But even in the midst of such horrors, goodness, in the sense of magnanimity, appears. He summons his beloved disciple to care or his mother. And he not only forgives his torturers, but sees their frailty and ignorance — "they know not what they do."
We call the Friday of his crucifixion "good", and so I wonder how Montaigne's conception of a good death squares with it. For Montaigne, death is something that is common to all people. It is the ultimate ground of solidarity. As such, it is also something that should catch none of us unaware. It even caught the Son of God, and he faced it willingly. If death is a place of solidarity between the human and the divine, then that only reinforces the commonality of it to all people. But Christ also suggests that the manner of death is not necessarily indicative of the quality of a person's life — speaking those crushed by a falling tower, he notes that they were no worse sinners than any other. Again, though, I think Montaigne resonates with this point, for he notes that death may strike any one of any age at any time.
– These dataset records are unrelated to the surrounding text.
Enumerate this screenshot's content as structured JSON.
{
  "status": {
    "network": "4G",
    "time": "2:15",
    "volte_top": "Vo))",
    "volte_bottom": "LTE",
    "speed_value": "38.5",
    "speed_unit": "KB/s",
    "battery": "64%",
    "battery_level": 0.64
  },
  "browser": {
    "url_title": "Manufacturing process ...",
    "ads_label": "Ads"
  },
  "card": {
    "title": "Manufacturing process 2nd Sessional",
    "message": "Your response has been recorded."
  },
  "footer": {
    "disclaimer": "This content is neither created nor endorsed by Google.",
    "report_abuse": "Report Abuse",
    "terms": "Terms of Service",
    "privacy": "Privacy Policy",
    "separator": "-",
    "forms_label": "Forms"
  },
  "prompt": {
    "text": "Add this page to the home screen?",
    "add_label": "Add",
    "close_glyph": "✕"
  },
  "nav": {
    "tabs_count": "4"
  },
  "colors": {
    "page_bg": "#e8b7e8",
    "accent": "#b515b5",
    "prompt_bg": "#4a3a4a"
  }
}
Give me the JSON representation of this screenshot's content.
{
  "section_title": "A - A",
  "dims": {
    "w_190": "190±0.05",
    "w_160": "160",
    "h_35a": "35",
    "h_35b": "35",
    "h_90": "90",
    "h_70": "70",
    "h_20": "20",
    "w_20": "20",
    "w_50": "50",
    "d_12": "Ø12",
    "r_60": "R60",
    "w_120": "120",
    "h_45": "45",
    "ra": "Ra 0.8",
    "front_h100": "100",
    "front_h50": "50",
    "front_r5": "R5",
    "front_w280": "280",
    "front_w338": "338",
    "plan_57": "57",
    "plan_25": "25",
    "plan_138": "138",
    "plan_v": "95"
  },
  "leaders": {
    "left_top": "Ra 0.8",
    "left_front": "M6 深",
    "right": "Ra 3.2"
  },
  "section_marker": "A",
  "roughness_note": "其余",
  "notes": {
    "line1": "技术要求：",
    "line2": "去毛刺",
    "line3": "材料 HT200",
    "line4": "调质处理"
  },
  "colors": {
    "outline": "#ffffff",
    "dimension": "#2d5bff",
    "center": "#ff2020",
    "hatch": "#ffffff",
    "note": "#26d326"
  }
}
Montaigne's admonitions to accept the reality of one's death, and to live well in light of its inevitability, are commendable, and I think we ought to heed them. But I also think that this again brings attention to the matter of discontinuity between the Christianity and the Classical world. Just as the lowly, the oppressed, and the weak are elevated over and against the haughty, the powerful, and the strong, so in death we see the foolishness of God outwitting the wisdom of the world. For in the place of death and dereliction, we see resurrection spring, a resurrection that is not wrought by human power or poise, but freely given by God himself.